# TASK BRIEF
Starting at the top line, return each entry word for word.

# MATERIAL PROVIDED

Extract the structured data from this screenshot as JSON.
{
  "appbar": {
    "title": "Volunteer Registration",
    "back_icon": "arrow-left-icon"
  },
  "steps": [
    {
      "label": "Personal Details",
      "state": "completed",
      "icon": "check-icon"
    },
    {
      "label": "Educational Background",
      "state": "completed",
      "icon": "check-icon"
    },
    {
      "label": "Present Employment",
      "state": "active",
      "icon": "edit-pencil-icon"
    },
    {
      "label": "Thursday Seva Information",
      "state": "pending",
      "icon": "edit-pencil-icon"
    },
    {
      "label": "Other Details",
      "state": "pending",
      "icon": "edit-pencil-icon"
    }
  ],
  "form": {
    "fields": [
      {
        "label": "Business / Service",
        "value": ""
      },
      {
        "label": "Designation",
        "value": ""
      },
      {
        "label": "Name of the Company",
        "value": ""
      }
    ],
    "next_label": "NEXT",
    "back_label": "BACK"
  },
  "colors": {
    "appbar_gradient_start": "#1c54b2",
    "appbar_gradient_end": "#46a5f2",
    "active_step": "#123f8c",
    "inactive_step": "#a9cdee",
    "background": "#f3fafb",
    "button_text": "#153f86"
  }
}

# OUTPUT
Extract the structured data from this screenshot as JSON.
{
  "appbar": {
    "title": "Volunteer Registration",
    "back_icon": "arrow-left-icon"
  },
  "steps": [
    {
      "label": "Personal Details",
      "state": "completed",
      "icon": "check-icon"
    },
    {
      "label": "Educational Background",
      "state": "completed",
      "icon": "check-icon"
    },
    {
      "label": "Present Employment",
      "state": "active",
      "icon": "edit-pencil-icon"
    },
    {
      "label": "Thursday Seva Information",
      "state": "pending",
      "icon": "edit-pencil-icon"
    },
    {
      "label": "Other Details",
      "state": "pending",
      "icon": "edit-pencil-icon"
    }
  ],
  "form": {
    "fields": [
      {
        "label": "Business / Service",
        "value": ""
      },
      {
        "label": "Designation",
        "value": ""
      },
      {
        "label": "Name of the Company",
        "value": ""
      }
    ],
    "next_label": "NEXT",
    "back_label": "BACK"
  },
  "colors": {
    "appbar_gradient_start": "#1c54b2",
    "appbar_gradient_end": "#46a5f2",
    "active_step": "#123f8c",
    "inactive_step": "#a9cdee",
    "background": "#f3fafb",
    "button_text": "#153f86"
  }
}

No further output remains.